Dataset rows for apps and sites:
· · ·

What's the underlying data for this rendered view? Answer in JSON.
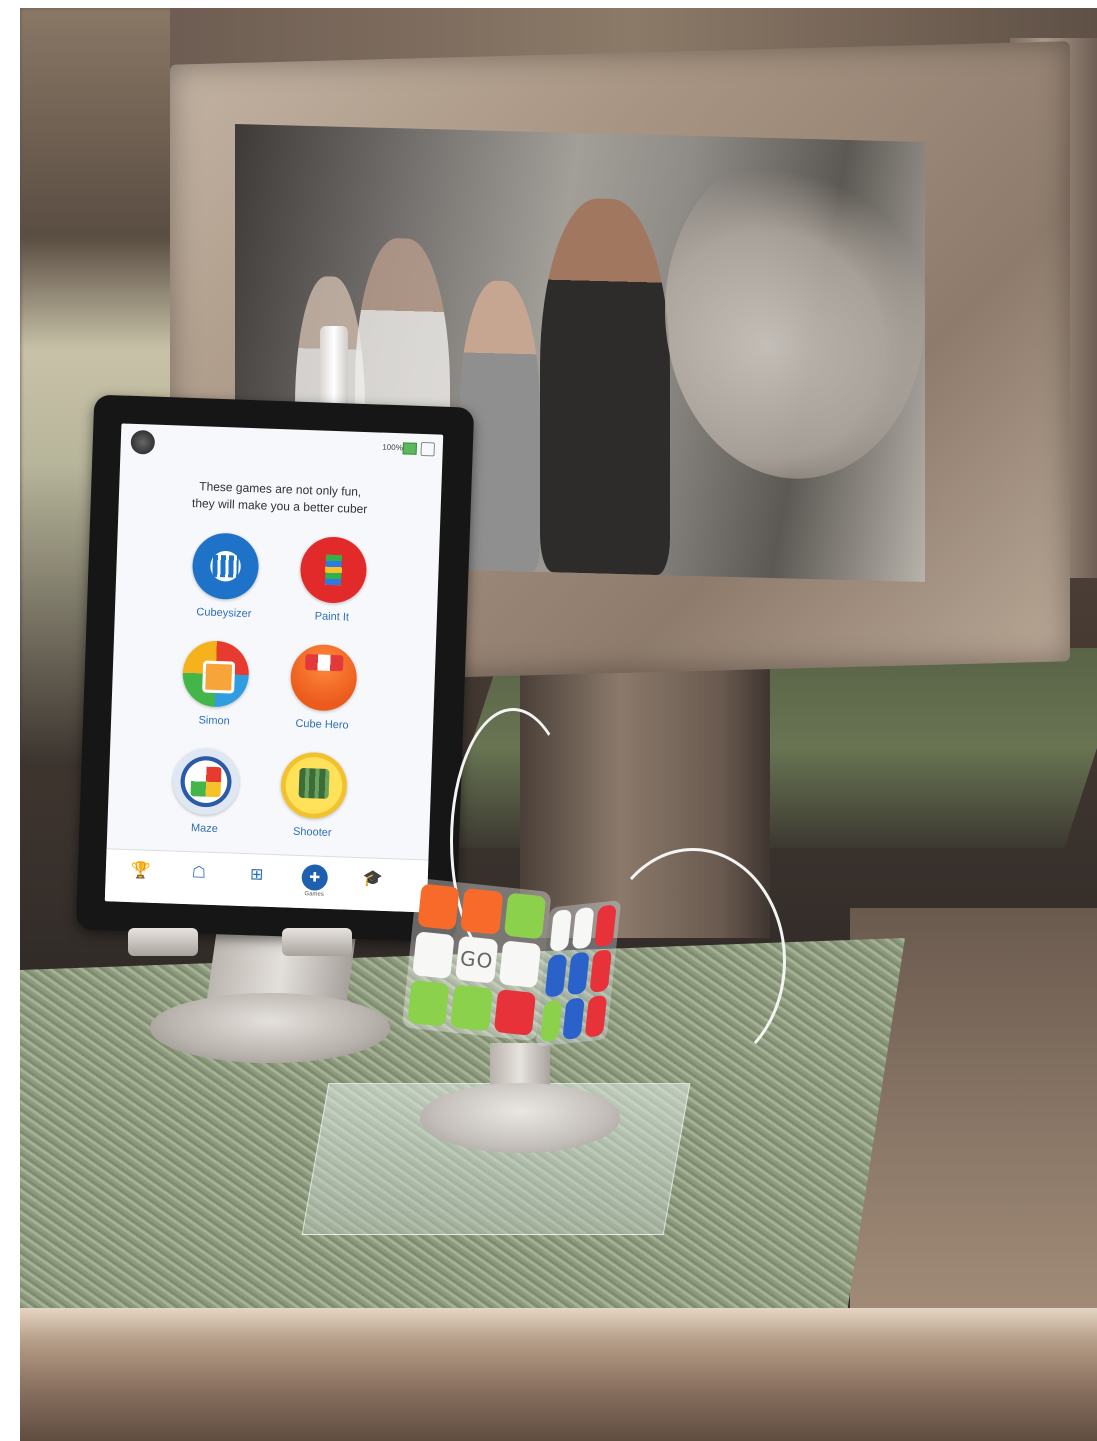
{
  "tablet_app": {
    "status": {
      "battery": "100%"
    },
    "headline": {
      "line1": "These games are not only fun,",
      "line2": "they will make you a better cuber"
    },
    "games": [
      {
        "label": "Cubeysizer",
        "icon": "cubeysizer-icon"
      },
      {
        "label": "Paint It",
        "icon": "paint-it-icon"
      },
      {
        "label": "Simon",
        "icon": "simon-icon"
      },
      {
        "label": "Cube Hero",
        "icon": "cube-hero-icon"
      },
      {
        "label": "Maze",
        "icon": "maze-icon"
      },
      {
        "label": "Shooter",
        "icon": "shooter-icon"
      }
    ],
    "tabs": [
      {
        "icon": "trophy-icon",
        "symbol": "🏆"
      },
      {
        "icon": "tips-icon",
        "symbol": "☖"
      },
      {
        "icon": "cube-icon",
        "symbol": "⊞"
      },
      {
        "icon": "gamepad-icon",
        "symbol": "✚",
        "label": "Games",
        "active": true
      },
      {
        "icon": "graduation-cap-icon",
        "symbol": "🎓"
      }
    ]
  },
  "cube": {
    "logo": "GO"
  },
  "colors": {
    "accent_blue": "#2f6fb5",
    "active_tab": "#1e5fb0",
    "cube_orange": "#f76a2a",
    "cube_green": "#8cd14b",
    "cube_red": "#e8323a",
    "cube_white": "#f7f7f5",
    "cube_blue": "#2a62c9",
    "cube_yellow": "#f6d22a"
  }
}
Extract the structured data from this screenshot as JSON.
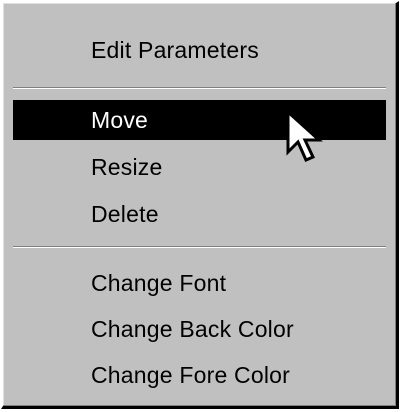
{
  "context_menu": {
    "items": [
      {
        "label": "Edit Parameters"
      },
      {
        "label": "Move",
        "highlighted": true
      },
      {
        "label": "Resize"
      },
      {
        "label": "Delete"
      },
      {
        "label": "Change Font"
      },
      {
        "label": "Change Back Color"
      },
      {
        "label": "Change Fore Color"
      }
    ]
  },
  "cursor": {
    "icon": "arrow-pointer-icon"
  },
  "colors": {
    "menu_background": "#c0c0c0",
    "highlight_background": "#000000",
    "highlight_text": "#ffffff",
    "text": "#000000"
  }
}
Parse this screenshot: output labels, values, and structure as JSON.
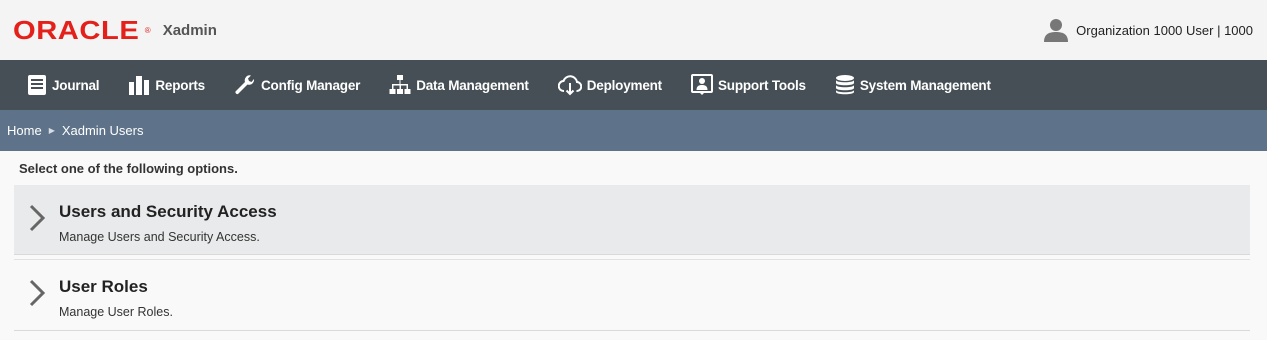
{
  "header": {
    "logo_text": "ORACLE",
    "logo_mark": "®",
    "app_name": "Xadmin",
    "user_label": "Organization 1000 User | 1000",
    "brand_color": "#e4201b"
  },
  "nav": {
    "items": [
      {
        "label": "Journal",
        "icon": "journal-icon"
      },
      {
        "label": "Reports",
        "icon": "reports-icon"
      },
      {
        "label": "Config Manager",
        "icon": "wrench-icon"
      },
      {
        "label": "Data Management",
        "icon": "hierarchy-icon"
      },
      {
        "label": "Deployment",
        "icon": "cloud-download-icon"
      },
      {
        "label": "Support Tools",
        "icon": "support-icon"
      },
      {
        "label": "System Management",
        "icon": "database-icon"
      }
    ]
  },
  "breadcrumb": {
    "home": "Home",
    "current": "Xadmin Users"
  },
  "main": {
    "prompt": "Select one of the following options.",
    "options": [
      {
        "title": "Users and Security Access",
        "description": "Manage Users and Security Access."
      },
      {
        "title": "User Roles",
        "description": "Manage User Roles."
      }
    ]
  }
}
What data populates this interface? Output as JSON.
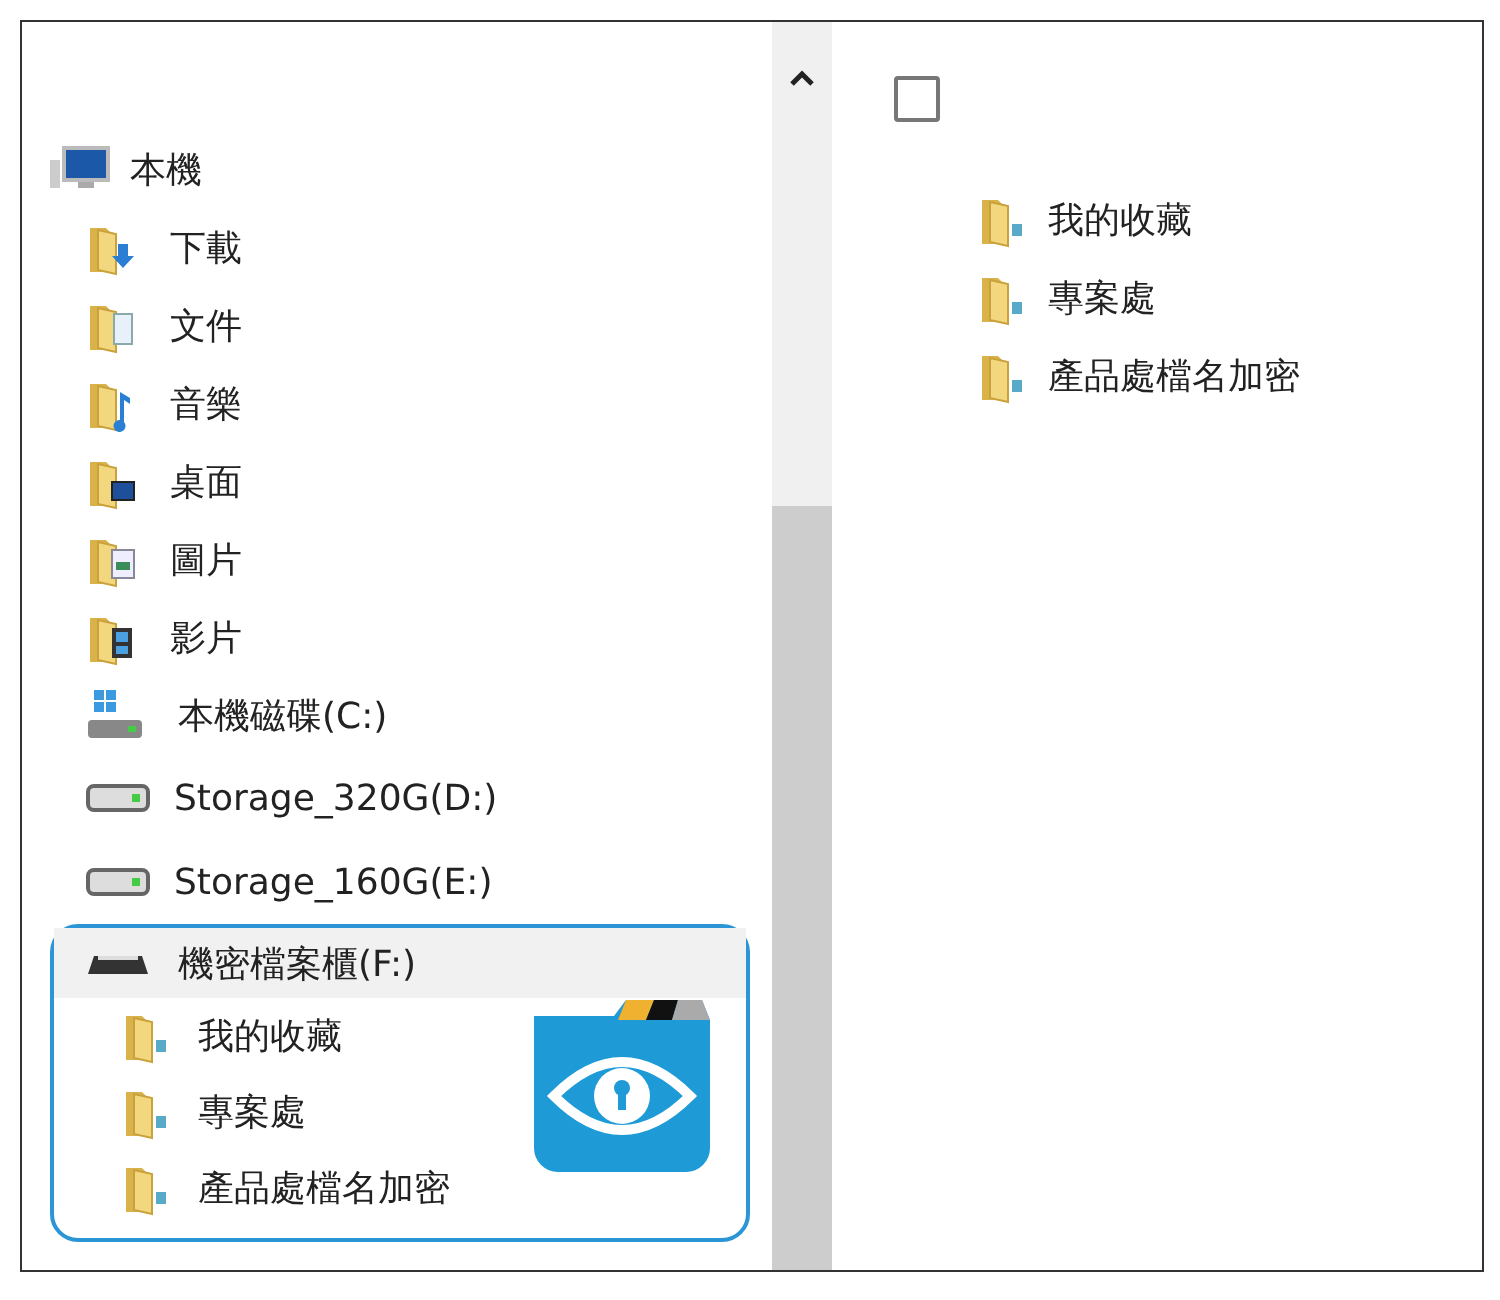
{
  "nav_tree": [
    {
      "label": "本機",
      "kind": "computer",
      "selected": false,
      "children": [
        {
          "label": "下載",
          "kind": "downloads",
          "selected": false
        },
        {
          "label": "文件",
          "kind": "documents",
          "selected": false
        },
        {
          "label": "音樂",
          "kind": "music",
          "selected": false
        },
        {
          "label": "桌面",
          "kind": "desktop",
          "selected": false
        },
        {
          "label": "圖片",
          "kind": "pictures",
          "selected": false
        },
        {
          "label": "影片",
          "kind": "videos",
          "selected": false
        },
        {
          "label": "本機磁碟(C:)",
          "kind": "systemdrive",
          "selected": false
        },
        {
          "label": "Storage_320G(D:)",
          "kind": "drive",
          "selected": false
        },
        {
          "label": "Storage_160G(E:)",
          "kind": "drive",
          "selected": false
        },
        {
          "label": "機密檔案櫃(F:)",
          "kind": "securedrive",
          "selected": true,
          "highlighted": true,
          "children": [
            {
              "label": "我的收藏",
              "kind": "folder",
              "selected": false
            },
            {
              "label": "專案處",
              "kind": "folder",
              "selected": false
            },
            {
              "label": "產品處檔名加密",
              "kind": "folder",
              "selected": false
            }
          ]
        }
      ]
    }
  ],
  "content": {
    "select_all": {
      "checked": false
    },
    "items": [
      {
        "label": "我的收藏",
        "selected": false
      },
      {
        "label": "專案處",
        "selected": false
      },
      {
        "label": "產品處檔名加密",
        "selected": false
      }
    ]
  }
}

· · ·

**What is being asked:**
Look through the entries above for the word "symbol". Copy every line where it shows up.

**Answer for this exercise:**
        "symbol": "🏆"
        "symbol": "☖"
        "symbol": "⊞"
        "symbol": "✚",
        "symbol": "🎓"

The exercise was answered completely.